Saved data entries
╔══

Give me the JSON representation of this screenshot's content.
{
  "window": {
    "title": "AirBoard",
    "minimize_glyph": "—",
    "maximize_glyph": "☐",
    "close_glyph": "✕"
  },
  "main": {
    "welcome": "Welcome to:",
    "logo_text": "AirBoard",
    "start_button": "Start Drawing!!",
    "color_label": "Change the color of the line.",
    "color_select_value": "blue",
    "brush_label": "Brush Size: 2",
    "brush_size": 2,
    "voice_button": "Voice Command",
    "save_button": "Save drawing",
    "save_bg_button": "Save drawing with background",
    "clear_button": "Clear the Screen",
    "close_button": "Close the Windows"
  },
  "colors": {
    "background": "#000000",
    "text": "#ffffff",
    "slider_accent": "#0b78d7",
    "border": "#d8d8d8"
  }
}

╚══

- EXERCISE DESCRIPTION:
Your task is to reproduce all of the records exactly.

- RESULT:
Give me the JSON representation of this screenshot's content.
{
  "window": {
    "title": "AirBoard",
    "minimize_glyph": "—",
    "maximize_glyph": "☐",
    "close_glyph": "✕"
  },
  "main": {
    "welcome": "Welcome to:",
    "logo_text": "AirBoard",
    "start_button": "Start Drawing!!",
    "color_label": "Change the color of the line.",
    "color_select_value": "blue",
    "brush_label": "Brush Size: 2",
    "brush_size": 2,
    "voice_button": "Voice Command",
    "save_button": "Save drawing",
    "save_bg_button": "Save drawing with background",
    "clear_button": "Clear the Screen",
    "close_button": "Close the Windows"
  },
  "colors": {
    "background": "#000000",
    "text": "#ffffff",
    "slider_accent": "#0b78d7",
    "border": "#d8d8d8"
  }
}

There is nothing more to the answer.